Work request: Using the records beneath, say how many lines contain the word "Salad", without comment.

Dataset content:
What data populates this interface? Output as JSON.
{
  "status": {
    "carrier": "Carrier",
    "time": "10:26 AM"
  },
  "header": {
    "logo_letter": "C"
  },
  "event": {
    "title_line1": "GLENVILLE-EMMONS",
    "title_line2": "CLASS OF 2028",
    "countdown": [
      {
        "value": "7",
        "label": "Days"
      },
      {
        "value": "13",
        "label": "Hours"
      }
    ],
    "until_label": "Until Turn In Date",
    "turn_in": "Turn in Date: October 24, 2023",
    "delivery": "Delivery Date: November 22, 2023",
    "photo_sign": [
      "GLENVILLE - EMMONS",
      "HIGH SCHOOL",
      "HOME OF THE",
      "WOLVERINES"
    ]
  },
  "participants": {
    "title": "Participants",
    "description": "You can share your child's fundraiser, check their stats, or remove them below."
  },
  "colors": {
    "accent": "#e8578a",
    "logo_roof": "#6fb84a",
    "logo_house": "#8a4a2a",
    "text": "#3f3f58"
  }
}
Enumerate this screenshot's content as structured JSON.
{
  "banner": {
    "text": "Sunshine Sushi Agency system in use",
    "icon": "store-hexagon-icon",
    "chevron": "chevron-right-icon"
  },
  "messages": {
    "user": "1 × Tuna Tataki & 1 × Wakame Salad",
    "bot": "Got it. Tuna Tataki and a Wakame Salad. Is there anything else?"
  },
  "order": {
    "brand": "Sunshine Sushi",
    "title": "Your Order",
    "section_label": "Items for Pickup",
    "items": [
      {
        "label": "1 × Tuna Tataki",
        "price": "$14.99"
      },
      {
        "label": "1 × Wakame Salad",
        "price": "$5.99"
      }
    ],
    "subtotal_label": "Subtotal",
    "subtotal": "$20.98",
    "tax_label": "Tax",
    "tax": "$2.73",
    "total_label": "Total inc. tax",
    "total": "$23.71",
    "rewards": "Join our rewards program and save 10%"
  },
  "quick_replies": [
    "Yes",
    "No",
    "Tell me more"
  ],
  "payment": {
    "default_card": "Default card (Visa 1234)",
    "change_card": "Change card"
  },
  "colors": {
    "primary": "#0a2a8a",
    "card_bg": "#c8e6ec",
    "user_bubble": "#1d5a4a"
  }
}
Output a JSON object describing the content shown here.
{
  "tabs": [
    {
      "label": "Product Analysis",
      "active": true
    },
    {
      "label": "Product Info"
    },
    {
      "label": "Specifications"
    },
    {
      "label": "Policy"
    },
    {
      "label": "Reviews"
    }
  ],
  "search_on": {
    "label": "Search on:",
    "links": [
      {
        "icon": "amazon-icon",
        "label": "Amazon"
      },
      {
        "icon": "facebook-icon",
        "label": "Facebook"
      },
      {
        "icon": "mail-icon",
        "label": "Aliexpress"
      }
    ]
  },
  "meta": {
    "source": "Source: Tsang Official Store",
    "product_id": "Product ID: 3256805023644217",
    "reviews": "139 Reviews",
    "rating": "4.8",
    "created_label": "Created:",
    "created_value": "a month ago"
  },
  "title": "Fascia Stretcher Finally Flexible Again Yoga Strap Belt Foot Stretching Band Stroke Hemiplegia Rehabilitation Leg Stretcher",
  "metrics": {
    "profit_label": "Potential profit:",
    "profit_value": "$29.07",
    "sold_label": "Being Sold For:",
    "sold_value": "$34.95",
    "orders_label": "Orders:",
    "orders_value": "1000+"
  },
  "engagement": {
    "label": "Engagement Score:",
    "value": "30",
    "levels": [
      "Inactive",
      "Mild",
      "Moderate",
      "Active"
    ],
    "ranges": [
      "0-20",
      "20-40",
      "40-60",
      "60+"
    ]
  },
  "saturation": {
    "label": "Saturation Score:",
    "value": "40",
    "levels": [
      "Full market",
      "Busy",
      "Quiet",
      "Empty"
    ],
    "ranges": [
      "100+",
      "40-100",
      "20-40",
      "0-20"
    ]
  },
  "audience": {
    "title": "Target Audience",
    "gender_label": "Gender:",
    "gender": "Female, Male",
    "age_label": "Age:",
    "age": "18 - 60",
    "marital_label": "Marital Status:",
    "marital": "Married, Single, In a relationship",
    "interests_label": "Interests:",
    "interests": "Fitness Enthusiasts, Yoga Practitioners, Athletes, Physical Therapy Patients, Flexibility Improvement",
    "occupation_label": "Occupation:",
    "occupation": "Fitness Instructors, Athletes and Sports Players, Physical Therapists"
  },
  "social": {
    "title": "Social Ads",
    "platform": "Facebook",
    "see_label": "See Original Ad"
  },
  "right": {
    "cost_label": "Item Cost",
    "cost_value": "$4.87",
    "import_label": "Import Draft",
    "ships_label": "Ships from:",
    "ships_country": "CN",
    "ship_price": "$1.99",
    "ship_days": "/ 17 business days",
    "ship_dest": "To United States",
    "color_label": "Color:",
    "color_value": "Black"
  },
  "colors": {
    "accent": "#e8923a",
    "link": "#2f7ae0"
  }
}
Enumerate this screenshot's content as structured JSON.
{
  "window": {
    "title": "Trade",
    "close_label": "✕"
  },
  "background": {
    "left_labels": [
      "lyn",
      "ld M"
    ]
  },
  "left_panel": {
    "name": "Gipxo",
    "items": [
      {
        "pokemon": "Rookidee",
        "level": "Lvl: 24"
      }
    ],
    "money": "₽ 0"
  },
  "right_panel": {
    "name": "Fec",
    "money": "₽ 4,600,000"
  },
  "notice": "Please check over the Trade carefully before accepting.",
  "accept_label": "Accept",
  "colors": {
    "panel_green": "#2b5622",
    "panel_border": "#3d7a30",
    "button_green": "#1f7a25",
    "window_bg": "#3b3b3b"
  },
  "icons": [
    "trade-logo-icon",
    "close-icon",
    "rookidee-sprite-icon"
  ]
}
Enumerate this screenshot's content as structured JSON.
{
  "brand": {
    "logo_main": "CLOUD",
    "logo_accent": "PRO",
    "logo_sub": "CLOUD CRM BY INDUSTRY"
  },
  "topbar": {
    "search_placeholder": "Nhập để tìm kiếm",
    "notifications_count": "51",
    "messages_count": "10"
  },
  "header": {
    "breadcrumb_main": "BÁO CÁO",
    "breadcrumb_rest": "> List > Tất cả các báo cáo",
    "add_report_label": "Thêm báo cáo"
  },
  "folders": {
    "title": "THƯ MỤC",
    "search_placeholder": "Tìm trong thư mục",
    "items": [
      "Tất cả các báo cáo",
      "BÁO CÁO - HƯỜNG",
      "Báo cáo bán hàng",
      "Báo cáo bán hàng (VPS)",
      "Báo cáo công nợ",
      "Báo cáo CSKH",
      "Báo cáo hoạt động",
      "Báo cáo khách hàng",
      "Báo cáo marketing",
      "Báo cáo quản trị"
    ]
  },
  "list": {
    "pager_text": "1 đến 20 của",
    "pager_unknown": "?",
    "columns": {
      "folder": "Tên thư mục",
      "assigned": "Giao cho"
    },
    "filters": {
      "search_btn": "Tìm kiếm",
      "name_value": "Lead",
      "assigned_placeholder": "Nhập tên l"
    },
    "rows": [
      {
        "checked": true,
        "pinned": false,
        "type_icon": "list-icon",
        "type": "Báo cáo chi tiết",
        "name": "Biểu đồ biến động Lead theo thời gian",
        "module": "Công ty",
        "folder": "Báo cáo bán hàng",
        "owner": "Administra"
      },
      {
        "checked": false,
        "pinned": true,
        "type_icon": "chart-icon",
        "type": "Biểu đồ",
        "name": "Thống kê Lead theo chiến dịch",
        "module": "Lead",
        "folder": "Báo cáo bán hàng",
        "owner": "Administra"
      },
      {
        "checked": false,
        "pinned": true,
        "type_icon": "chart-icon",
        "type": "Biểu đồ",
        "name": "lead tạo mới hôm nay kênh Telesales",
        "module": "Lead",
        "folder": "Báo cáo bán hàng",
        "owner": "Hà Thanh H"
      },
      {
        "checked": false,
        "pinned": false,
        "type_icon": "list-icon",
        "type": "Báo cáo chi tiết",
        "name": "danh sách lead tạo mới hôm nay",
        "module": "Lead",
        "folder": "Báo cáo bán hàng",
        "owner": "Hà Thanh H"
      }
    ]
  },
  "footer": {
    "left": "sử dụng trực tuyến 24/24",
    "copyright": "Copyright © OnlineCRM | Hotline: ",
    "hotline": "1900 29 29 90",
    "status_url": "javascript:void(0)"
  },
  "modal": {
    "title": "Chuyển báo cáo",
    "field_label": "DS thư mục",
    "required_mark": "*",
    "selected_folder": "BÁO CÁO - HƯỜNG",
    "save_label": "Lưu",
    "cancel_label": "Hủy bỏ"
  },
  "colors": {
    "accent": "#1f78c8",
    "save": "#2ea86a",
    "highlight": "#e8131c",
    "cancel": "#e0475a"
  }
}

Answer for this exercise: 3